Most teachers are aware of Pavlov, Skinner, Gardner, Gagne and the list goes on and on. Teachers are artists and scientists. They put these scientific theories into practice in the classroom and observes what works for them and their pupils. The artist in the teacher creates the environment that these scientific practices can work in. Of course, the salesmen in the teacher sells the pupils that what they are doing will work. When the teacher puts it all together it will result in a amazing miracle- a child learning!

Teachers are the expert learners. They must transfer their abilities of learning to their students. The single most important consideration to keep in mind is that students do learn in different ways. There has been a wealth of studies performed about this idea. Teachers have always known that students do learn in different styles.

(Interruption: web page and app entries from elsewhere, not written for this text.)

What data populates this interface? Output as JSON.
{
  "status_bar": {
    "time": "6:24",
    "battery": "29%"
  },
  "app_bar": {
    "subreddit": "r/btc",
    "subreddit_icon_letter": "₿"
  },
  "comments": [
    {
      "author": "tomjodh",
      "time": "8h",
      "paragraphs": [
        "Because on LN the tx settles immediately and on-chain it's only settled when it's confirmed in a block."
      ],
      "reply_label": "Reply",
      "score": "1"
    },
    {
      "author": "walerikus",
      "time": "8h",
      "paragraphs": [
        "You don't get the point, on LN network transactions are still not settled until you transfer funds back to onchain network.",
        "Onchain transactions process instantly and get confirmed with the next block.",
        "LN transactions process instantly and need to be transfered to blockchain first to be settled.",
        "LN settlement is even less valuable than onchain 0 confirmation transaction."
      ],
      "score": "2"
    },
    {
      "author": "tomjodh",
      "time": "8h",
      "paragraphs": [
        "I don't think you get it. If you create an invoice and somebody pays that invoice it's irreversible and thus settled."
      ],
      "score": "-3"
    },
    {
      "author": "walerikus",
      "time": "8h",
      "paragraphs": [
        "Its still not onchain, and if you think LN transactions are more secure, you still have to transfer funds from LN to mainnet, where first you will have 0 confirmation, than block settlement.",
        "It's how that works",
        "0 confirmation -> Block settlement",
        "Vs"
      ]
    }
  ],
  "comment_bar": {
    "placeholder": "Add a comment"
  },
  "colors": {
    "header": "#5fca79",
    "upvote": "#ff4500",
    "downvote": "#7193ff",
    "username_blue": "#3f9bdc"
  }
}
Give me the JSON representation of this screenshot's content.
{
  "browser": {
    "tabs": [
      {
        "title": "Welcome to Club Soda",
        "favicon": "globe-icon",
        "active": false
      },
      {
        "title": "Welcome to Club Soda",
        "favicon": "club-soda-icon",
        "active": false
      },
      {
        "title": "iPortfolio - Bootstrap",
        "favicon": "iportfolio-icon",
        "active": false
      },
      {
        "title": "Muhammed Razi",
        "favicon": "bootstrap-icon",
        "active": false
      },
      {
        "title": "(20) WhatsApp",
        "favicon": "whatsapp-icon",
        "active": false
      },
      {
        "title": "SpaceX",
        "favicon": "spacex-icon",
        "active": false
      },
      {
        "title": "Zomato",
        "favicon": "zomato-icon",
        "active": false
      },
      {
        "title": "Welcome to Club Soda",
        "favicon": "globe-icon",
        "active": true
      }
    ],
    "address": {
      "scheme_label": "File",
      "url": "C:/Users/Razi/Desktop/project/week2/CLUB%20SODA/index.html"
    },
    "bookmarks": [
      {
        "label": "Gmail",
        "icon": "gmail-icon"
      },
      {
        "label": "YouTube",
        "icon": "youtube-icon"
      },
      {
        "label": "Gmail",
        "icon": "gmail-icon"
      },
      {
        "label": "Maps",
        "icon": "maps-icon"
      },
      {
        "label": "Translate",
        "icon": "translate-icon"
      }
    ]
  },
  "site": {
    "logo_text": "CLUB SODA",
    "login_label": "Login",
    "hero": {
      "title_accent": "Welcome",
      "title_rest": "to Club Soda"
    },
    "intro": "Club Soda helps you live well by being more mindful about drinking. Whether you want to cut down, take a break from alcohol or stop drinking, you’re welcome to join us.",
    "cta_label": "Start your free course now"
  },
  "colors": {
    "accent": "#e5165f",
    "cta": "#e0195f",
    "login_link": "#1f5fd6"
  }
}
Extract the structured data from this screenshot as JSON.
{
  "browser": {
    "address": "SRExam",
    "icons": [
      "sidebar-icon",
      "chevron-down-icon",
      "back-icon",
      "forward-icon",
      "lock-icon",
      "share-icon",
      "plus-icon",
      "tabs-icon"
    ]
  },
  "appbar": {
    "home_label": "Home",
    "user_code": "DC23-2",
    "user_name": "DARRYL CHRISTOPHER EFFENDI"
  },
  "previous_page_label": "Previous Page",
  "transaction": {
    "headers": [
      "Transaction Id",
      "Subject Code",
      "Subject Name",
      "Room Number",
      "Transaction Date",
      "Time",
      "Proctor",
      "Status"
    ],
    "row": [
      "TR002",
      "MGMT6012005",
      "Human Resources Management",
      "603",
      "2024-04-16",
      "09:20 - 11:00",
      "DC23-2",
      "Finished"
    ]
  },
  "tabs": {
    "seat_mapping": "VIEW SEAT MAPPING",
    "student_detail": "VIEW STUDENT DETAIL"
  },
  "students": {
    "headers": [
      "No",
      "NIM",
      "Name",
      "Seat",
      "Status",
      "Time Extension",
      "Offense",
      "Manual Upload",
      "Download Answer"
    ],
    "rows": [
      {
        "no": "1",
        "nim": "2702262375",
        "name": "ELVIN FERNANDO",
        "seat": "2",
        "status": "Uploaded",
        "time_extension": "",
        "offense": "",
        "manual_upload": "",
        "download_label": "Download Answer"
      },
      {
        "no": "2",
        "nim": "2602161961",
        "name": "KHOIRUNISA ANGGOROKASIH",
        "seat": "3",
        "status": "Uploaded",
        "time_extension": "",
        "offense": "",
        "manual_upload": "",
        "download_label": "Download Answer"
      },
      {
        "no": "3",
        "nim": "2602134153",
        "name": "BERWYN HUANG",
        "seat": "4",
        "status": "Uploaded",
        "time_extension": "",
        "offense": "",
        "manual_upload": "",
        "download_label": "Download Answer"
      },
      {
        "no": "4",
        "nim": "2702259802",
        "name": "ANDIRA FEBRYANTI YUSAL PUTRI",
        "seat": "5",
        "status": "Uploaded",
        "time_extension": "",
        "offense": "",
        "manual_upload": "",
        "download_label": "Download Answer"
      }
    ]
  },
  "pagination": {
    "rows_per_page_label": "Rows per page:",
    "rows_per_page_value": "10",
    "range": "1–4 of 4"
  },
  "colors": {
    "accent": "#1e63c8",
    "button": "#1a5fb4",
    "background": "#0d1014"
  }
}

Multiple Intelligence, Right-left side of the brain, constructivism- the list goes on and on. Each of these theories carries something of interest for the teacher. Gathering little pearls of wisdom from each theory the teacher is able to develop a personal learning theory that works for them and their pupils. Teachers have been accomplishing this for years.

Teachers must also remember that a classroom is a social setting. It is designed for human interaction. Utilizing the basic human instinct of socialization, the teacher can forge this to the advancement of learning in the classroom. Social skills vary widely in children. Cultural, genetic and family conditions strongly dictate an individuals social ability. The teacher must become a teacher of social skills. It is an underlying aspect of effective teaching. Teaching the curriculum through the development of social skills elaborates a student’s learning capabilities.

Children enter the classroom with basic knowledge that the teacher has to build upon. An effective teacher can tap into these past experiences and help a child construct a broader concept. Learning does not begin with a blank mind. This is a point of many classroom difficulties. Children who lack a concept of letter shapes cannot be expected to learn reading until the letter recognition is present. Any good teacher knows this! Yet the demand for “standardized test scores on level” have created a pressure to assume that this has already been constructed and the teacher begins building a foundation-less structure. Teachers need to be careful not to be swayed by the external influences to achieve successful learning in their classrooms. Given valid opportunities, children will learn.

Children learn through experience. Today’s buzzword is “hands on” experiences. This is hardly new, as are any of the learning theories. Good teachers have practiced many of these ideas for years. Children learn by doing. How did a teacher learn their material so well, they taught it! If a person wants to learn something, teach it to someone else. They learn by doing. Children learn to read by reading. Children learn math by doing math. Children learn to think by thinking! Children learn social skills by socializing. Students learn through experience!

In conclusion, the role of the teacher is to effectively excite a captive audience to learn. Teachers are actors. They perform each and every day in front of a captive audience of another generation. The teacher is a learner each and every minute of their life. Listen and observe your pupils and learn. Years of teaching has shown that I am still learning.


Entry filed under: Teachers.

The Teacher as The Communicator The Teacher as The Planner

Leave a Reply

Fill in your details below or click an icon to log in: Logo

You are commenting using your account. Log Out / Change )

Twitter picture

You are commenting using your Twitter account. Log Out / Change )

Facebook photo

You are commenting using your Facebook account. Log Out / Change )

Google+ photo

You are commenting using your Google+ account. Log Out / Change )

Connecting to %s

Trackback this post  |  Subscribe to the comments via RSS Feed

December 2007
« Nov   Jan »



%d bloggers like this: